In the data below, locate each line with the word "true" and list it.

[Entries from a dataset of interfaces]
┏━━

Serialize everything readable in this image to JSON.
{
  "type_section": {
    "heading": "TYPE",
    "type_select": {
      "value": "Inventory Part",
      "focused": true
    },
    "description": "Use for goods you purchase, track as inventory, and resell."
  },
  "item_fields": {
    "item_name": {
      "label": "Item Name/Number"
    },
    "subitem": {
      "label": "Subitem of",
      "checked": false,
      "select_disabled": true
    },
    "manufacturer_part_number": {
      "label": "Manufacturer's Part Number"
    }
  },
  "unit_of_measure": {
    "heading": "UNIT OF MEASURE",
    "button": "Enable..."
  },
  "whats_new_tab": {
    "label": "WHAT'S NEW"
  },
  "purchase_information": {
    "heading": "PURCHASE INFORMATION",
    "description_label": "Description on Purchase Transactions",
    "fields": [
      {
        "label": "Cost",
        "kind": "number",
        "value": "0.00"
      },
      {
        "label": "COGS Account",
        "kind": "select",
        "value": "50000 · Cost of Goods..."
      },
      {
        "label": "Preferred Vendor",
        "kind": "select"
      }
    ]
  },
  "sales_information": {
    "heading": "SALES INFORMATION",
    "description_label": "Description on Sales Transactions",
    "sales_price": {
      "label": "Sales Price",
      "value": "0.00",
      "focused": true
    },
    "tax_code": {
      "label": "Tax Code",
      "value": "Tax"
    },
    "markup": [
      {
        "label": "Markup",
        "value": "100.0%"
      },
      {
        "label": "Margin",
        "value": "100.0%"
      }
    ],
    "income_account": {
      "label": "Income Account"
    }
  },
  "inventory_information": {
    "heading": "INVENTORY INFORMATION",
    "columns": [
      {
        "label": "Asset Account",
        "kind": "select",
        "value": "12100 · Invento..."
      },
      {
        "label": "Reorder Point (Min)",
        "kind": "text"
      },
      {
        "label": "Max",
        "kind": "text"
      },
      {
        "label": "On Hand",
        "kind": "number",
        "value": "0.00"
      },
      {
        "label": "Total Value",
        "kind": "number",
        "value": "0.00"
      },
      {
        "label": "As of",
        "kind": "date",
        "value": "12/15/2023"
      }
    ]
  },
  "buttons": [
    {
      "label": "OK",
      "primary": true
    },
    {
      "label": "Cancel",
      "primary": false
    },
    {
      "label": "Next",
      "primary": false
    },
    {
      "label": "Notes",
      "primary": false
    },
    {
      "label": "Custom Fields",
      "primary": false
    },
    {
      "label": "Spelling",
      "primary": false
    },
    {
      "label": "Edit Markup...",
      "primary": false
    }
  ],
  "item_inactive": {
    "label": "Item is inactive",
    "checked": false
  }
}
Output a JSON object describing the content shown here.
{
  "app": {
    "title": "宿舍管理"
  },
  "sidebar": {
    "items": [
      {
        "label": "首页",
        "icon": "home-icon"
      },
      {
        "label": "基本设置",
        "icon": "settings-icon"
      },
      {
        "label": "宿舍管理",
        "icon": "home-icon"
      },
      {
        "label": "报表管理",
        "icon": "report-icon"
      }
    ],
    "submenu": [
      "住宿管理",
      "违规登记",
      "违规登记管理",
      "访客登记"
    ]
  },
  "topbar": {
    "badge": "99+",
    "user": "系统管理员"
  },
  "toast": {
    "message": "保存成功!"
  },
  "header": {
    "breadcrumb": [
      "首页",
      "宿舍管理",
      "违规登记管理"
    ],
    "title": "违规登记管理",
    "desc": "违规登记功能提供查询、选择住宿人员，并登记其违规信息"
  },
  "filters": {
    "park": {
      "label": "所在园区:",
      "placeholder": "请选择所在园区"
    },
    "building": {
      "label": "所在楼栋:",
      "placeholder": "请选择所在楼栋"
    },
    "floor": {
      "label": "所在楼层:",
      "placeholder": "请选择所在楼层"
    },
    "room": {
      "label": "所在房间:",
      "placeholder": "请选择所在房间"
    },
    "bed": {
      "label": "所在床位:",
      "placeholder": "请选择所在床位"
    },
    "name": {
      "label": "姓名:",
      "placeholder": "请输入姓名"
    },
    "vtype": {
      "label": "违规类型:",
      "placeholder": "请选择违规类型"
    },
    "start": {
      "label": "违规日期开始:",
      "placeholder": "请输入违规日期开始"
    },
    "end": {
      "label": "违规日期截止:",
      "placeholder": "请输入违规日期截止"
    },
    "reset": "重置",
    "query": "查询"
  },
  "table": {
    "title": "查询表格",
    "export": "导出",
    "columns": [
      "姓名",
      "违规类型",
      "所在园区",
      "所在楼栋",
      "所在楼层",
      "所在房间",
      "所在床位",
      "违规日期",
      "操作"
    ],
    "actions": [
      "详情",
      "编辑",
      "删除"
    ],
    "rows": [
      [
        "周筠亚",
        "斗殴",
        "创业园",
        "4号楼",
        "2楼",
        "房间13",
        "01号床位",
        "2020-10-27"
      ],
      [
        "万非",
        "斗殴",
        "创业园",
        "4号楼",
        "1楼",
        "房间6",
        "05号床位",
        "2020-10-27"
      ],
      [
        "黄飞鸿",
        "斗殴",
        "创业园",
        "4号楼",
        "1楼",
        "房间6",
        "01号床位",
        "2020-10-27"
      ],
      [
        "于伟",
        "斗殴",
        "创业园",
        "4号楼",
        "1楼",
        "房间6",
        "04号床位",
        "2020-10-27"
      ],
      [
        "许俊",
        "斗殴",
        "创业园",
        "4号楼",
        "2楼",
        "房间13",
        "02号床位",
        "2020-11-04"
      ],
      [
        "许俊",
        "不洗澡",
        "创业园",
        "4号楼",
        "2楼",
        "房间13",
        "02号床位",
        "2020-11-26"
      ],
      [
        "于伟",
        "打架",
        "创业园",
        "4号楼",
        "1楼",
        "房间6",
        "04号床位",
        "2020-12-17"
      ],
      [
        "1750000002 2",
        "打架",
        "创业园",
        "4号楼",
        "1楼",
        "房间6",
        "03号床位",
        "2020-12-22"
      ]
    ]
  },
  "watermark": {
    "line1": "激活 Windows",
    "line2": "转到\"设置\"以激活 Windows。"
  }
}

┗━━

**SOLUTION FOR THIS EXERCISE**:
      "focused": true
      "select_disabled": true
      "focused": true
      "primary": true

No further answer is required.